• Goal of the exercise: Would you please restate every record exactly as written?

• Website and app data records:
******

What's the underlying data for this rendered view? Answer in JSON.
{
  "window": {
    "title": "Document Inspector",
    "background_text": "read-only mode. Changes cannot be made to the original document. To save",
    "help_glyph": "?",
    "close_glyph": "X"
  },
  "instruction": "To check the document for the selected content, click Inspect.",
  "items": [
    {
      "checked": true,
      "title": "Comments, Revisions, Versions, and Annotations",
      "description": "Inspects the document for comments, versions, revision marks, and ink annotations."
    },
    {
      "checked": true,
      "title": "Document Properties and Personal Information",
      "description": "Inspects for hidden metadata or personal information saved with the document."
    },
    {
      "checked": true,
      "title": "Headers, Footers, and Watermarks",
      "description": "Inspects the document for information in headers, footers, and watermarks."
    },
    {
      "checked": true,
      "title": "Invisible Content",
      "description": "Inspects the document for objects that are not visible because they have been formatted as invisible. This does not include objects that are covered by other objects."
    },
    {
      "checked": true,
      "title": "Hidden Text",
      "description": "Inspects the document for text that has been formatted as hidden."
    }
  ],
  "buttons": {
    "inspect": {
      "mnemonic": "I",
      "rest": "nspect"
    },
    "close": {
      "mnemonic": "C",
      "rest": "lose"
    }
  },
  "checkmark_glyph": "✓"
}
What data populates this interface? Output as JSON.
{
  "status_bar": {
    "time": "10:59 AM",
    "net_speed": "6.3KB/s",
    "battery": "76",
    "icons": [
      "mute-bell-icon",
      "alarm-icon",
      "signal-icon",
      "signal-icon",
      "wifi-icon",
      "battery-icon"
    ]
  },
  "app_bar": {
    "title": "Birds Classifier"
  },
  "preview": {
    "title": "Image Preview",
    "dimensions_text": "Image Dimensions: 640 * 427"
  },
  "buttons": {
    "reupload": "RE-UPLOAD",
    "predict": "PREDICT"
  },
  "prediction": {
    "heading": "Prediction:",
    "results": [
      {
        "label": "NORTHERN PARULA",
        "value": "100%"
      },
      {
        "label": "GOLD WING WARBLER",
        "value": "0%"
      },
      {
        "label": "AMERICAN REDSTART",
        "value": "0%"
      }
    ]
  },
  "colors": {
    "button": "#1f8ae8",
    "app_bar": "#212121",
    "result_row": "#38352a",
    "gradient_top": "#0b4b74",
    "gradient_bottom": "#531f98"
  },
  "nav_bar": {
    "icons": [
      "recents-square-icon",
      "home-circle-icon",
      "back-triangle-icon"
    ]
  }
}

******

• Finished task:
What's the underlying data for this rendered view? Answer in JSON.
{
  "window": {
    "title": "Document Inspector",
    "background_text": "read-only mode. Changes cannot be made to the original document. To save",
    "help_glyph": "?",
    "close_glyph": "X"
  },
  "instruction": "To check the document for the selected content, click Inspect.",
  "items": [
    {
      "checked": true,
      "title": "Comments, Revisions, Versions, and Annotations",
      "description": "Inspects the document for comments, versions, revision marks, and ink annotations."
    },
    {
      "checked": true,
      "title": "Document Properties and Personal Information",
      "description": "Inspects for hidden metadata or personal information saved with the document."
    },
    {
      "checked": true,
      "title": "Headers, Footers, and Watermarks",
      "description": "Inspects the document for information in headers, footers, and watermarks."
    },
    {
      "checked": true,
      "title": "Invisible Content",
      "description": "Inspects the document for objects that are not visible because they have been formatted as invisible. This does not include objects that are covered by other objects."
    },
    {
      "checked": true,
      "title": "Hidden Text",
      "description": "Inspects the document for text that has been formatted as hidden."
    }
  ],
  "buttons": {
    "inspect": {
      "mnemonic": "I",
      "rest": "nspect"
    },
    "close": {
      "mnemonic": "C",
      "rest": "lose"
    }
  },
  "checkmark_glyph": "✓"
}
What data populates this interface? Output as JSON.
{
  "status_bar": {
    "time": "10:59 AM",
    "net_speed": "6.3KB/s",
    "battery": "76",
    "icons": [
      "mute-bell-icon",
      "alarm-icon",
      "signal-icon",
      "signal-icon",
      "wifi-icon",
      "battery-icon"
    ]
  },
  "app_bar": {
    "title": "Birds Classifier"
  },
  "preview": {
    "title": "Image Preview",
    "dimensions_text": "Image Dimensions: 640 * 427"
  },
  "buttons": {
    "reupload": "RE-UPLOAD",
    "predict": "PREDICT"
  },
  "prediction": {
    "heading": "Prediction:",
    "results": [
      {
        "label": "NORTHERN PARULA",
        "value": "100%"
      },
      {
        "label": "GOLD WING WARBLER",
        "value": "0%"
      },
      {
        "label": "AMERICAN REDSTART",
        "value": "0%"
      }
    ]
  },
  "colors": {
    "button": "#1f8ae8",
    "app_bar": "#212121",
    "result_row": "#38352a",
    "gradient_top": "#0b4b74",
    "gradient_bottom": "#531f98"
  },
  "nav_bar": {
    "icons": [
      "recents-square-icon",
      "home-circle-icon",
      "back-triangle-icon"
    ]
  }
}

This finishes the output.